Saturday, November 15, 2014

Eye Candy for Today: Adriaen Ysenbrandt’s The Magdalen in a Landscape

The Magdalen in a Landscape Adriaen Ysenbrandt
The Magdalen in a Landscape, Adriaen Ysenbrandt

In the National Gallery, London. Also on Google Art Project, downloadable file on Wikimedia Commons.

Painted in the early 16th century, this delicately rendered devotional piece features a truly strange landscape, including a scene within a scene in which Mary is shown reading in a rather bizarre little cave. There are beautiful touches in the detailed rendering of the book, jar and and flowers.

In contrast to the other background elements, the large tree is naturalistic in a way similar to the styles of later centuries.

Friday, November 14, 2014

Inga Moore

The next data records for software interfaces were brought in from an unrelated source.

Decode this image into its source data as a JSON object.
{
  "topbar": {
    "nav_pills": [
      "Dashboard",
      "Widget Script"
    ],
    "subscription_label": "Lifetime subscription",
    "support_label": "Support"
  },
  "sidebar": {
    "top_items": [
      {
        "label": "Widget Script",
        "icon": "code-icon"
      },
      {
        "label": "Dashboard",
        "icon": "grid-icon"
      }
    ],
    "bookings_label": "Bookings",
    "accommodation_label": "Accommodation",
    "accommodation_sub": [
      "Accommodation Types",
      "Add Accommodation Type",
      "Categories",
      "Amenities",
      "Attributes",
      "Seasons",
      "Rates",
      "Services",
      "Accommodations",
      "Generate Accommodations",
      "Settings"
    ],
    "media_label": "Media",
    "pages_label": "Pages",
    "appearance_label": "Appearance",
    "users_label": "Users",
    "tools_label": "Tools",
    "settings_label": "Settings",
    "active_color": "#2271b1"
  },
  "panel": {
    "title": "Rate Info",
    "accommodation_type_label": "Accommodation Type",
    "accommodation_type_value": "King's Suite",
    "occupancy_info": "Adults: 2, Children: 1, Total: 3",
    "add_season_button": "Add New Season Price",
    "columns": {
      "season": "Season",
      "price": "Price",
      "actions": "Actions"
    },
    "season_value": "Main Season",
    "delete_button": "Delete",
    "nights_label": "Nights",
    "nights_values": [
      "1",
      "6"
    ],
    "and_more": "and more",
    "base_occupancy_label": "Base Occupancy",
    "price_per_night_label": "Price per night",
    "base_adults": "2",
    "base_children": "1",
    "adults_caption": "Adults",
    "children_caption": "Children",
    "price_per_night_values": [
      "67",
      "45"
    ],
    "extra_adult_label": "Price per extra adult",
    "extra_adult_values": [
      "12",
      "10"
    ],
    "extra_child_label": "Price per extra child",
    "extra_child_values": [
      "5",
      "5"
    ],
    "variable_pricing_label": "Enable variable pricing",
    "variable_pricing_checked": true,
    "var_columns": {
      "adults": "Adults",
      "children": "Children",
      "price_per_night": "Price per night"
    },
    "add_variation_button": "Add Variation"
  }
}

Inga Moore, illustrator Wind in the Willows, The Secret Garden
British illustrator Inga Moore moved with her family to Australia when she was eight, but a fondness for the English countryside never left her, as she grew up reading books with British illustrators. When she returned to England as an adult, and after a time working in various positions in London, she moved out to the English countryside once again to pursue her illustration career in more suitable surroundings.

As a result of that love of the land, and a long time admiration for great landscape painters as well as Golden Age illustrators, Moore produced a unique and beautiful style, richly detailed and textural in the midst of trends toward minimal children’s book illustration, and brought it to bear illustrating her own titles, like Six-Dinner Sid, and new versions of classics like The Wind in the Willows and The Secret Garden, among others.

Moore works in a multi-media approach, using pencil, ink, watercolor, colored pencil and occasionally oil (bringing to mind the multi-layered charcoal and watercolor techniques of Golden Age American illustrator Elizabeth Shippen Green).

Moore is somewhat reclusive, and as far as I can tell, does not have an official web presence, so I’ll point you to places where others have posted her work.

Andrew Wyeth’s windows

Andrew Wyeth's windows
As I’ve mentioned before, I run hot and cold on Andrew Wyeth. I’m not particularly fond of the paintings that are generally regarded to be his major works — which tend to be figurative and conceptual, with narrative implications — but I do very much like some of his simple and direct observations of his immediate surroundings in the Brandywine Valley (perhaps partially because I grew up in the area).

These, though sometimes in tempera, are done mostly in sketches and watercolor. They are often dry brush watercolor, and wonderfully textural. Like much of Wyeth’s work, they are in subdued palettes, almost monochromatic, to the point where a blue window frame or red apple comes as something of a shock.

One of the common subjects Wyeth returned to frequently was the depiction of windows, and he sketched and painted many variations on the theme.

An exhibit at the National Gallery in D.C., titled Andrew Wyeth: Looking Out, Looking In explores that aspect of his work.

There is only a brief slideshow of a few works form the show on the museum’s site, so I’ll leave you with a link to a Google image search for “Andrew Wyeth” “windows”, and if you want to know if a piece is in the show, a link to the NGA press page which includes a PDF checklist (right column).

There is a book accompanying the exhibition, also titled Andrew Wyeth: Looking Out, Looking In, but I haven’t seen it, so you’ll have to look for the reviews of others.

Andrew Wyeth: Looking Out, Looking In is on view at the National Gallery in Washington, D.C. until November 30, 2014.

For more see my previous posts on Andrew Wyeth, and here.

Thursday, November 13, 2014

Phil Sandusky (update)

Phil Sandusky , plein air New Orleans
Phil Sandusky is a New Orleans based painter who I have featured previously on Lines and Colors. I checked back recently to see that not only has he added recent work to his website, but a new series of prints as well.

Sandusky’s plein air paintings have an appealingly informal, sketch-like feeling, due largely I think, to his interesting approach to delineating many straights a wavering edges. In places, this also gives his sun-dappled images of New Orleans, Atlanta and Jacksonville a feeling of shimmering mid-summer heat.

I particularly find Sandusky’s approach to painting New Orleans refreshing. Where others might look for romanticized views of landmarks and tourist sights, Sandusky looks unblinkingly at the real city, in all its moods and richly varied character.

In addition to his new prints, many of Sandusky’s paintings are available in a series of books, the latest of which is New Orleans Impressionist Cityscapes.

When viewing his website, be aware that what looks like a list of plain text links toward the top of the pages is actually a pop-out menu.